You will notice in the upcoming months that Zion’s pastors will be starting to do more chanting during weekend services. In one way, this is a new practice in that we haven’t been chanting much during the Divine Service. In another way, this is just an extension of the chanting we’ve already been doing during Midweek services in Advent and Lent which have been well-received. But whenever we make a change at Zion, particularly in worship, we endeavor to communicate why we’re doing what we’re doing.
Chanting has a long and rich history in the Christian church.
A common misconception is that chanting originated with Roman Catholicism, but
chanting as we know it today has been in place since at least the time of
Gregory the Great (540-604 AD). In fact, chanting in various forms goes back
all the way to the time of the New Testament and even to worship in the
synagogues prior to that. In other words, chanting belongs to us as Lutherans
just as much as it does to Roman Catholics.
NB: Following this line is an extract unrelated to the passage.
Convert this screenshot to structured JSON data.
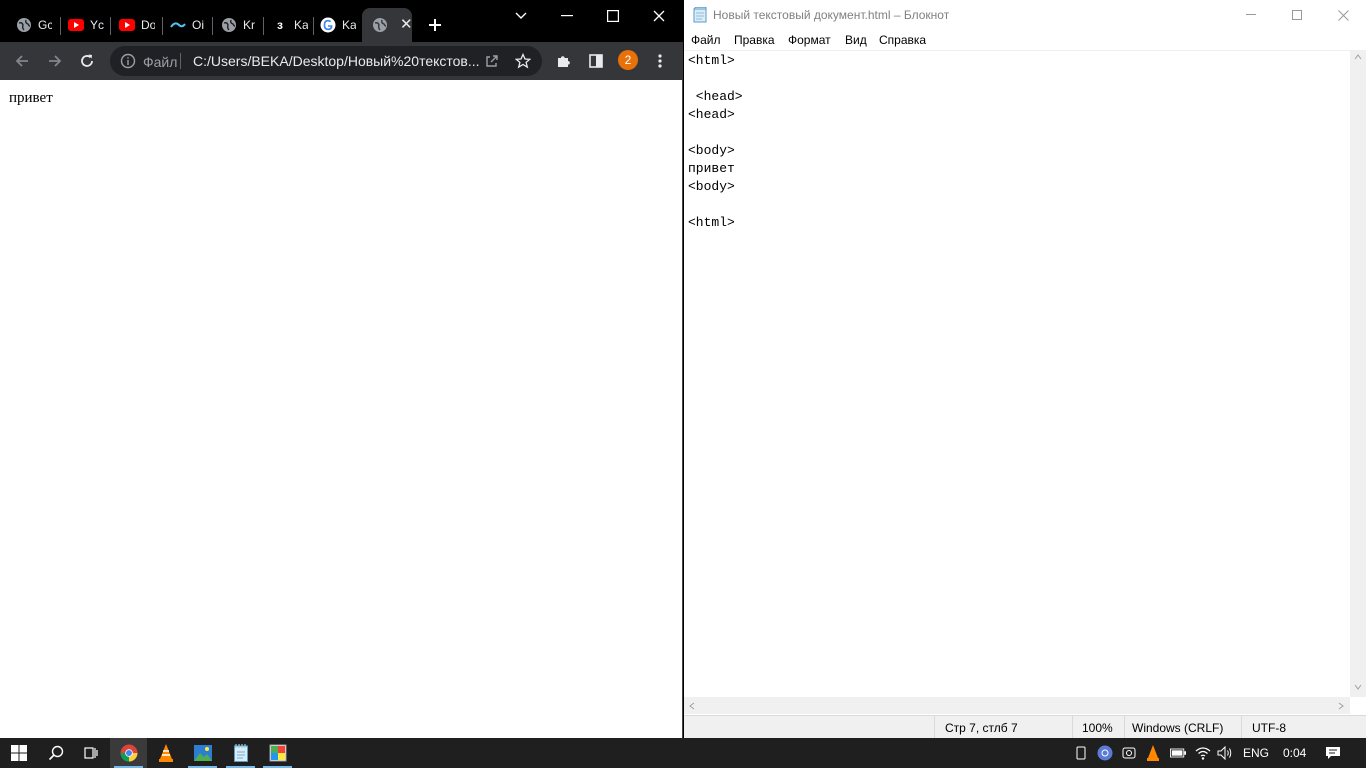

It is our heritage as “catholic”
Christians who have received this tradition from our ancestors in the faith.
Furthermore, as Lutherans we don’t throw out salutary and beneficial practices simply because they are things the Roman Catholic Church (or any other church for that matter) practices. If we adopted that principle, our church would also stop saying the creed, reading from the Old Testament, Epistle, and Gospel, and even scrap the sermon, because these too are elements of worship we share in common with the Catholic Church.
But even if chanting isn’t “too Catholic,” why do we want to introduce it now? The move to include more chanting is an intentional one. We believe it will be beneficial for our congregation for three reasons.
- Chanting marks worship as holy.
We are bombarded by words every day of the week. From podcasts and YouTube advertisements, to casual conversation and business meetings, words are spoken to us constantly. Chanting marks the time of the Divine Service as special. The words we are hearing and chanting are not just ordinary words like we might use in a conversation over a cup of coffee. We are hearing and speaking the very words of God. Chanting helps draw us into that special time and place every Sunday morning (or Saturday night!) where heaven meets earth and our God speaks to us anew.
We believe it is beneficial for our worship to look completely different than anything else you will see or hear anywhere else. In Matthew 5, Jesus says that as His church we are the light of the world. No one puts a lamp under a basket, but on a lampstand, so that it might give light to the whole room. So also, through our proclamation of the Gospel, we point others to the light of Christ. One of the best ways we can accent the light of Christ is to demonstrate to the world that what Jesus offers us in worship is something totally unique by adorning the worship with beautiful song and chant that is unlike anything you hear in the entire world.
2. Chanting helps deliver the message.
Speaking is essential a monotonous action. We can vary tones and pacing to a degree, but it largely sounds the same unless we are very well-trained in the art of speech. On the other hand, chanting is easily varied in pitch and pacing. Chanting thus actually assists in communicating the message of God’s Word.
Did you know that for centuries the Gospel reading was chanted by the pastor? That might sound a bit silly to us today, but Christians for many centuries found chanting helpful in communicating what was going on in the readings. The evangelist (the person who wrote the Gospel; think “narrator”) was chanted in a high tenor voice. When the reader got to the words of Jesus, this was chanted in a lower baritone voice. Thus, a helpful auditory clue was given that helped set Jesus’ words apart from the other words in the reading. This survives today in the chanting of the Words of Institution, where Jesus’ words, “Take, eat, this is my body” stand out from the rest of the text, helping us focus on the very words of Jesus in the institution of His holy supper.
3. Chanting teaches through repetition.
This is perhaps the most important benefit of chanting. Parts of the service that are virtually unknown to you now will become very familiar to you when chanted. When I first became a pastor, I struggled to remember the Words of Institution when I would bring communion to a shut-in or nursing home service. The only way I could remember them was to chant them silently in my head! I had unintentionally memorized them by hearing them chanted during my time at seminary.
This will aid our children who are working on learning the liturgy, but the benefit will extend to all of us as we will learn more of the liturgy so that we can take more of God’s Word with us to inwardly digest throughout the week.
None of this is to say that what we’ve been doing has been wrong or inappropriate in God’s house. But we believe that including more chanting will be beneficial to all of us as we seek to communicate the Gospel most clearly in our place and time. Nor does this mean that everything will be chanted from now on. Lent and Advent are times where there will be less chanting as is fitting to a penitential season. And chanted Gospel lessons are probably a bit too strange for a modern audience.
We look forward to continuing to hear and proclaim the Gospel with you, and singing praise to our Lord with songs and hymns and spiritual songs (Eph. 5:19), including chants!
In praise to the Lord,